Records shown ▸
= = = =

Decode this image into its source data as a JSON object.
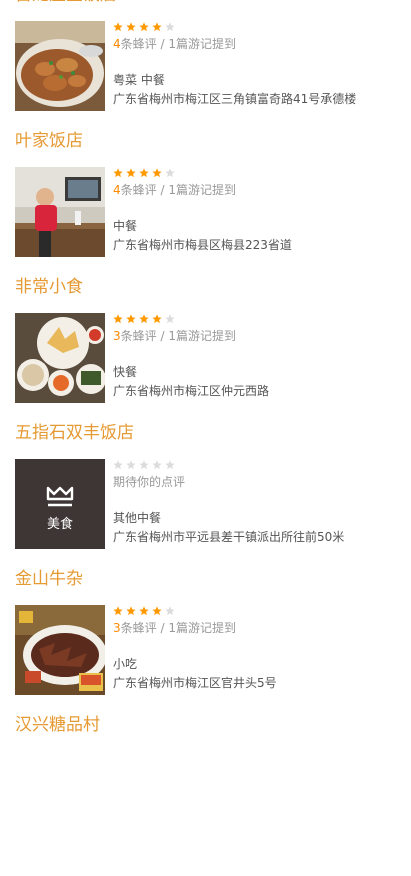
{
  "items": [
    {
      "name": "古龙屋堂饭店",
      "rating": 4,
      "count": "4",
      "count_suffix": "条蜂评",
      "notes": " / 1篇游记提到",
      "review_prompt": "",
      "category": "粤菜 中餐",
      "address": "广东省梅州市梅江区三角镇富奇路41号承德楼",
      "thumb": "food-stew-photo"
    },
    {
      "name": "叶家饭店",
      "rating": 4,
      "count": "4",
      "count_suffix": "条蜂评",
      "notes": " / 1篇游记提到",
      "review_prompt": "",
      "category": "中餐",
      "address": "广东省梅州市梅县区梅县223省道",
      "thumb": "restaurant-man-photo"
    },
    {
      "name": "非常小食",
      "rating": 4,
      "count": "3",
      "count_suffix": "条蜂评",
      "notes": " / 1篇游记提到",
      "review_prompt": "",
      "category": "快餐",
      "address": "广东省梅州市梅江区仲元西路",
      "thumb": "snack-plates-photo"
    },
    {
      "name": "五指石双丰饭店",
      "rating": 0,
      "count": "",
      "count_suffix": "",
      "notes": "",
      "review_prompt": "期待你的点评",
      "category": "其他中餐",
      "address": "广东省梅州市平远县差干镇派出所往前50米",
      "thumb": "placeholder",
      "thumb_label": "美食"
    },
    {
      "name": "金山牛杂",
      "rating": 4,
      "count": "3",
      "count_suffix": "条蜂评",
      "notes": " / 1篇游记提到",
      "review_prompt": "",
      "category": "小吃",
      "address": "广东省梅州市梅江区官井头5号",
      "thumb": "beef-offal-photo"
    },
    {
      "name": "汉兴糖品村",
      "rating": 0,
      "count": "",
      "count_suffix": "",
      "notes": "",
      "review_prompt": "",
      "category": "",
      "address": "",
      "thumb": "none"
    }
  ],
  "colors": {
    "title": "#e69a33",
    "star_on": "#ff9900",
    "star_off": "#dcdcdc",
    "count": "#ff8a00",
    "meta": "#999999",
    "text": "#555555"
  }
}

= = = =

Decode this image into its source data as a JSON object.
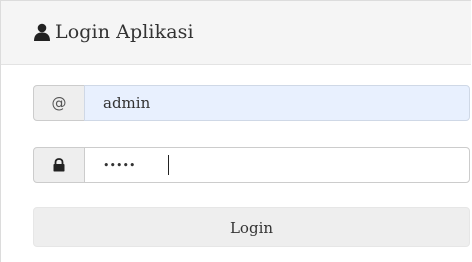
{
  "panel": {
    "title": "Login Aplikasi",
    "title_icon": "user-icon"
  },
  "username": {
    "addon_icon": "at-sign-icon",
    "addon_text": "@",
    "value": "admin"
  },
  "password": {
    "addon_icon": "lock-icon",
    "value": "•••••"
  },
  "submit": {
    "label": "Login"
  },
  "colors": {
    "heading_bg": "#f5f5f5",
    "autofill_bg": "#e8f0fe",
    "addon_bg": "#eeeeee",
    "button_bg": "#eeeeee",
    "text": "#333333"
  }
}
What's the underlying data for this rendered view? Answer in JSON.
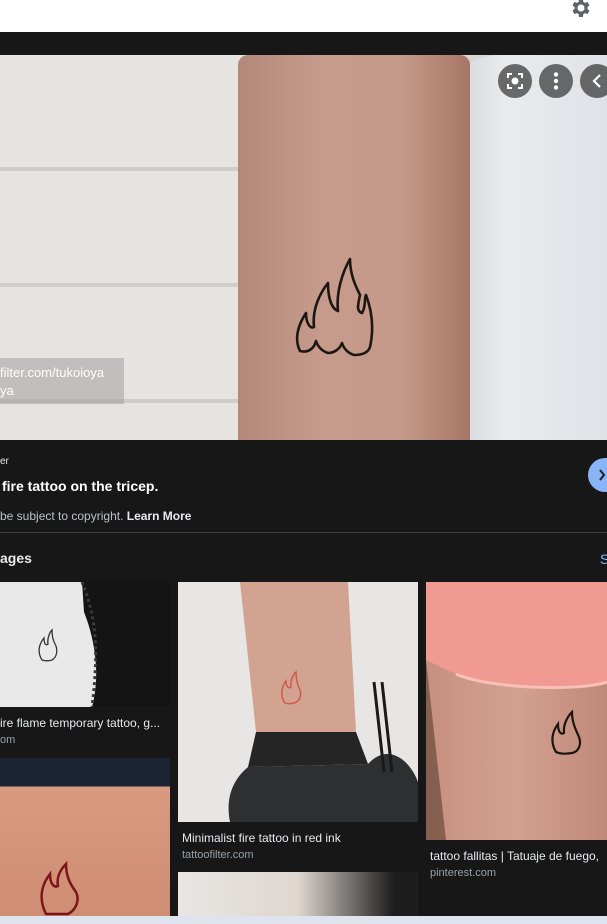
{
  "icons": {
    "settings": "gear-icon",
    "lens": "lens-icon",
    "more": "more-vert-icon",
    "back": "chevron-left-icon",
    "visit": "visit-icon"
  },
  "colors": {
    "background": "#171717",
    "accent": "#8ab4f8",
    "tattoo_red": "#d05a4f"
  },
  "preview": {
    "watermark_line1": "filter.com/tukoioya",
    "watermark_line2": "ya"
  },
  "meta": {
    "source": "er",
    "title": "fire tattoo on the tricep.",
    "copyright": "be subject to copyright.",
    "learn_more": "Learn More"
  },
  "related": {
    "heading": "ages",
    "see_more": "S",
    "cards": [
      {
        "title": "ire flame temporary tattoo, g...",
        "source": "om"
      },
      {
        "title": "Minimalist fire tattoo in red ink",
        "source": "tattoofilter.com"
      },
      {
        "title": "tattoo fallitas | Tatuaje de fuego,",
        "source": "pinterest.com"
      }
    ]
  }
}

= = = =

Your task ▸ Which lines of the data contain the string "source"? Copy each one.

Response for this exercise ▸
Decode this image into its source data as a JSON object.
Decode this image into its source data as a JSON object.
    "source": "er",
        "source": "om"
        "source": "tattoofilter.com"
        "source": "pinterest.com"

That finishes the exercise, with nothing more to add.